Foundation for Endangered Languages
Tjeerd de Graaf is board member of the Foundation for Endangered Languages.
which has the following aims:
- to raise awareness of endangered languages, both inside and outside the communities where they are spoken, through all channels and media;
- to support the use of endangered languages in all contexts: at home, in education, in the media, and in social, cultural and economic life;
- to monitor linguistic policies and practices, and to seek to influence the appropriate authorities where necessary;
- to support the documentation of endangered languages, by offering financial assistance, training, or facilities for the publication of results;
- to collect together and make available information of use in the preservation of endangered languages; to disseminate information on all of the above activities as widely as possible.

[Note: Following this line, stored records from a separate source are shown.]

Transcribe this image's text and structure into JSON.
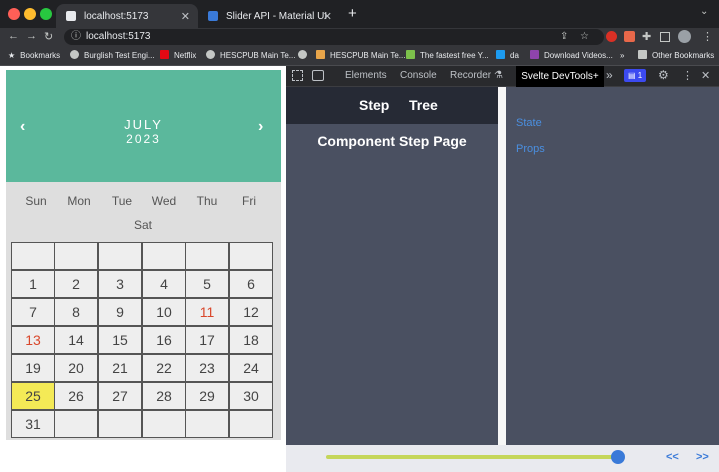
{
  "browser": {
    "tabs": [
      {
        "title": "localhost:5173",
        "active": true
      },
      {
        "title": "Slider API - Material UI",
        "active": false
      }
    ],
    "new_tab": "+",
    "url": "localhost:5173",
    "bookmarks": [
      "Bookmarks",
      "Burglish Test Engi...",
      "Netflix",
      "HESCPUB Main Te...",
      "HESCPUB Main Te...",
      "The fastest free Y...",
      "da",
      "Download Videos...",
      "»",
      "Other Bookmarks"
    ]
  },
  "calendar": {
    "month": "JULY",
    "year": "2023",
    "prev": "‹",
    "next": "›",
    "weekdays": [
      "Sun",
      "Mon",
      "Tue",
      "Wed",
      "Thu",
      "Fri",
      "Sat"
    ],
    "days": [
      "",
      "",
      "",
      "",
      "",
      "",
      "1",
      "2",
      "3",
      "4",
      "5",
      "6",
      "7",
      "8",
      "9",
      "10",
      "11",
      "12",
      "13",
      "14",
      "15",
      "16",
      "17",
      "18",
      "19",
      "20",
      "21",
      "22",
      "23",
      "24",
      "25",
      "26",
      "27",
      "28",
      "29",
      "30",
      "31",
      "",
      "",
      "",
      "",
      ""
    ],
    "red_days": [
      "11",
      "13"
    ],
    "today": "25",
    "colors": {
      "header": "#5bb89c",
      "today": "#f4ea56",
      "red": "#d9472b"
    }
  },
  "devtools": {
    "tabs": [
      "Elements",
      "Console",
      "Recorder"
    ],
    "active_tab": "Svelte DevTools+",
    "more": "»",
    "issues": "1",
    "step_label": "Step",
    "tree_label": "Tree",
    "component_title": "Component Step Page",
    "state_label": "State",
    "props_label": "Props",
    "slider_value": 0.99,
    "prev_label": "<<",
    "next_label": ">>"
  }
}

The Foundation awards grants to projects that further these aims, as and when funds permit.
In 2003 at a meeting of the European Bureau of Lesser Used Languages in Brussels a report on Language Vitality and Endangerment Language Vitality and Endangerment by the UNESCO ad hoc expert group on Endangered Languages was presented.
In October 2004 the FEL VIII Conference on Endangered Languages and Linguistic Rights took place in Barcelona, where Tjeerd de Graaf presented an invited paper on The Status of Endangered Languages in the Border Areas of Japan and Russia.
In November 2005 the FEL IX Conference took place in Stellenbosch (South-Africa) with the title Creating Outsiders: Endangered Languages, Migration and Marginalization. There Tjeerd de Graaf presented a paper on "Dutch in the Steppe" The Plautdietsch Language of the Mennonites in Siberia and their relation with the Netherlands, Russia and Germany.
Specification of the conference theme:
Today's world-maps, political and linguistic, were laid out through human population movements, some ancient but some of them very recent. In this year's conference we want to address the effects of these
movements on language communities: how they dissolve communities, and change their status; how communities may re-form in foreign places, and the relations between incomers and the established populations, whichever has the upper hand; the impact of empires, mass immigration, population loss from emigration. Remembered migration histories may be relevant to the modern self-image of communities. Internal migration by dominant-language speakers into the territories of minorities may lead to the marginalization of others in situ/; and minorities often decamp to the dominant centres under various pressures.
The UN has declared a second International Decade of the World's Indigenous Peoples. The languages we talk about will be very varied, and likely to include the languages of communities all over the world. Some
of them are spoken by indigenous communities, which have become a minority on their own original territory due to the immigration of a dominant majority group. This kind of marginalization is very common, and notable examples include the San languages in South Africa, the Ainu language in Japan or the American Indian languages in California. It plays a major role in the current civil disorder in Nepal. In some cases, endangered languages may have gone into their own world-wide diapora: such is the case of Plautdietsch, language of the Mennonites, who emigrated to many places (Siberia, Canada, Mexico, Paraguay), where often their language became marginalised.
Marginalization can, however, result from a variety of causes: a state policy of forced assimilation, military domination, religious conversion, the wish for social betterment, attendance at boarding schools, etc. We shall look at how both the State and communities can address the causes of marginalization, and of course its effects on the survival and development of languages.
Besides the international dimension, this year's location in South Africa will give members an opportunity to get acquainted with many of the local linguistic issues, among them the position of Khoe and San, but also the Makhuwa-speaking ex-slaves from Durban, the Phuthi speakers from Eastern Cape, etc.
Issues that may arise include:
- Why are migration histories so treasured as sources of language identity?
- Do language-communities always (or ever) have better prospects of survival in their home territories than when transplanted?
- Can language-communities on their home ground and in diaspora give each other effective support?
- Can small language-communities create new identities in remote territories?
- Can new communities resulting from migration or deportation establish a new quasi-indigenous identity based on a shared language?
- What is the value of cultural resources for maintenance of status and active language use within endangered language communities?
- Do technical media have a significant role in combatting or reinforcing marginalization?
- Is it possible to reconcile the recognition of official languages with respect for a much larger number of indigenous languages?
- Can minority and even endangered languages play an active role in a states policy of multilingualism?
The University of Stellenbosch is in South Africa's Western Cape, close to Cape Town. It has had a Department of African Languages for more than half a century (http://academic.sun.ac.za/african_languages); it has a Department of General Linguistics and a Language Centre.